March 22, 2022
State Lawmakers And Analysts Challenge CDCR’s Request For Billions In New Infrastructure Spending Community advocates call CDCR a “rogue” department, as legislators cite poor long-term planning and skyrocketing spending on incarceration
SACRAMENTO, CA––Proposals for billions of dollars in infrastructure prison spending from California Department of Corrections and Rehabilitation (CDCR) faced scrutiny yesterday at the Assembly Budget Subcommittee 5 hearing, as did the department’s failure to produce a substantive long-term infrastructure plan that is responsive to the Legislature’s years-in waiting request.

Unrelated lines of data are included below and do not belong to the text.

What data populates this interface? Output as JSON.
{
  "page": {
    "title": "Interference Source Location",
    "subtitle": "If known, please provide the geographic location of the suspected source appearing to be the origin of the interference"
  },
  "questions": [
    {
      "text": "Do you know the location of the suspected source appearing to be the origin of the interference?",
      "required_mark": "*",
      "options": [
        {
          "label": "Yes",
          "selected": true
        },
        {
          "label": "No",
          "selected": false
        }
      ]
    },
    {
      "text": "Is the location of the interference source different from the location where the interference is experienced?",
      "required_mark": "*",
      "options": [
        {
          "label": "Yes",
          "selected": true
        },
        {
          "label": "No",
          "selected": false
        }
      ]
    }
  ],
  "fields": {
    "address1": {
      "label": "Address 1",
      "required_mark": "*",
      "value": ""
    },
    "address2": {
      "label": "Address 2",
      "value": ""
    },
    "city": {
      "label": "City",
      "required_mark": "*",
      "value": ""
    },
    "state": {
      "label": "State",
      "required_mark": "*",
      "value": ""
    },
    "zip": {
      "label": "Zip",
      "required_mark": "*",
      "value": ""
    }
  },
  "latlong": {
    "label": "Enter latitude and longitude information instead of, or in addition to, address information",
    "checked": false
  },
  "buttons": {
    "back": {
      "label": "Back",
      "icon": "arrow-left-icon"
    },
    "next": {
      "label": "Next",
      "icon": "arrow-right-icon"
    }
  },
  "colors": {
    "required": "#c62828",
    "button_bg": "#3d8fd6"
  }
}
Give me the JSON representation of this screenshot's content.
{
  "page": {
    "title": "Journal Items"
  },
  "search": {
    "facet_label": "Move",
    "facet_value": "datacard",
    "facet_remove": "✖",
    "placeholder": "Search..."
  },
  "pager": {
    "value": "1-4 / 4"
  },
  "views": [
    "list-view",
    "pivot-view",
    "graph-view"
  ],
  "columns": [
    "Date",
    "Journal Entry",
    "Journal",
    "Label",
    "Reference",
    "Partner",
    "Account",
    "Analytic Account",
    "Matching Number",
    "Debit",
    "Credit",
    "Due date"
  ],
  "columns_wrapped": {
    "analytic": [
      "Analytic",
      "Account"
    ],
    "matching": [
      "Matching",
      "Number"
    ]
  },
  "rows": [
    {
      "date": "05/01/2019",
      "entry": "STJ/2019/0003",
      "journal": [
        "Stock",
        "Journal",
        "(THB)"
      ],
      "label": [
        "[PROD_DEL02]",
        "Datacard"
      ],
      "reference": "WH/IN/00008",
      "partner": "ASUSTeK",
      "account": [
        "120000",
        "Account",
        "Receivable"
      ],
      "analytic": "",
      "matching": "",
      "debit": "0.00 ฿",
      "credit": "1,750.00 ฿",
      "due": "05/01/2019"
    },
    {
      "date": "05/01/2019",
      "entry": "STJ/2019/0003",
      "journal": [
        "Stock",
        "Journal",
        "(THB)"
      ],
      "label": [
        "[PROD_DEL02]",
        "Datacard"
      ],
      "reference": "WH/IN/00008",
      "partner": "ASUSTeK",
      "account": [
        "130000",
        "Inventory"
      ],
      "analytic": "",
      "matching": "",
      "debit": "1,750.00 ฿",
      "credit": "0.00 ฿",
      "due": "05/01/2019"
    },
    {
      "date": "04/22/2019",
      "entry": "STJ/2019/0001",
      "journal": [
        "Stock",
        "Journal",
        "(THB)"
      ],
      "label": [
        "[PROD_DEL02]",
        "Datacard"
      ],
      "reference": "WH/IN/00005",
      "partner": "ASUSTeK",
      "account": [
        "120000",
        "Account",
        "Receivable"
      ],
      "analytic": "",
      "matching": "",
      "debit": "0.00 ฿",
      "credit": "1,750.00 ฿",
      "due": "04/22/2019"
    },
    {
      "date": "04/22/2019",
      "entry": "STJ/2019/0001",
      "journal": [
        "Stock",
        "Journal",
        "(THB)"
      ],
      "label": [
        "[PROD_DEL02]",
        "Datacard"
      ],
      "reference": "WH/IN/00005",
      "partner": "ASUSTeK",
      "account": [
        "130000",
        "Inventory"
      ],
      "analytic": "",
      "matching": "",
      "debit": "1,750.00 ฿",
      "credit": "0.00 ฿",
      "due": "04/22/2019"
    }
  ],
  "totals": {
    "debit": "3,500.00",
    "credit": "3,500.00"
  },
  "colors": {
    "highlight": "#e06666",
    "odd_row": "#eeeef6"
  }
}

“We’ve asked for information for quite some time, before I had gray hair,” Chair of the Public Safety Committee Assemblymember Reginald Jones-Sawyer (D-59th District) admonished.
“Are there guiding principles that you don’t believe in, like reducing facilities?” Jones-Sawyer asked CDCR’s Director of Facility Planning, Dean Borg. “We are not wasting taxpayers’ money on deferred maintenance on buildings that we’re going to abolish or abandon or leave.”
Assembly Budget Chair Phil Ting (D-19th District) said the criteria and selection process for CDCR infrastructure project proposals was “very random.” When CDCR failed to adequately respond to the Assemblymember’s questions on criteria and facility consolidation, he noted as a cautionary tale the $50 Million state dollars squandered on long-term repairs at DVI (Deuel Vocational Institution, Tracy) within just a few years of its closure in 2021.
“We see the prison population declining, but we see funding increasing. We don’t have faith that we’re spending dollars appropriately,” stated Assembly Sub 5 Chair Cristina Garcia (D-58th District). Garcia asked whether CDCR was “committed to there actually being a change” or “just trying to run the clock on us being here so you can continue with business as usual?” The committee indicated overall dissatisfaction with CDCR’s proposal, requesting their recommendations and input be reflected in CDCR’s plans moving forward.
Advocates pushing for prison closure also criticized CDCR’s spending proposal. “CDCR’s unchecked growth and the flagrant assumption that all of the prisons operating today will continue to operate 10 years from now is not only fiscally irresponsible but completely out of step with the will of the vast majority of California voters,” said Amber-Rose Howard, Executive Director of Californians United for a Responsible Budget (CURB) in reaction to the hearing. “It’s also downright embarrassing. What measures will the state take to hold this rogue department accountable?”
The state’s Legislative Analyst’s Office produced a report in November of 2020 that outlined at least $1.5 Billion annually in savings if California committed to closing five prisons by 2025, and stated that California continues to be in a position to achieve this projection. Last year, CURB––advocates working to reduce wasteful incarceration spending––released a roadmap to close at least 10 prisons across the state.
Read quotes from advocates working to close California prisons:
“As of last week, our prison population was a bit over 92,000––levels that we haven’t seen since 1991, when our state operated 12 fewer prisons and spent $12 billion less annually on corrections than we do today. Changes in the prison population are a choice, made by California voters and the legislature. Let’s choose to continue down that path and commit to closing more prisons instead of wasting taxpayer dollars to ‘fix’ them.” ––Emily Harris, Policy Director, Ella Baker Center
“I am hard pressed to think of a single other state agency other than CDCR that has as much unused operating capacity as it does, yet is asking to undergo a construction frenzy in the ballpark of $4 Billion dollars. This is absurd. We must start spending money on the infrastructure of devastated communities, not prisons––and we all know those funds are locked up in CDCR’s bloated budget.”––Mohamed Shehk, National Campaign Director, Critical Resistance
“Prisons are toxic. Wasting billions of dollars on infrastructure repairs will never make prisons healthy, safe, or humane.” ––Woods Ervin, Communications Director, Critical Resistance
“I was shocked that the average cost of incarceration in our state is $145,000 per person per year. That’s quadruple the cost of an average California state college tuition. ‘Burgeoning budget’ is too kind of a phrase to describe CDCR’s outrageous, wasteful and irresponsible spending. What’s holding the Legislature back from denying additional infrastructure funding to CDCR and getting our state budget back on track?” ––Jennifer Tu, American Friends Service Committee (AFSC)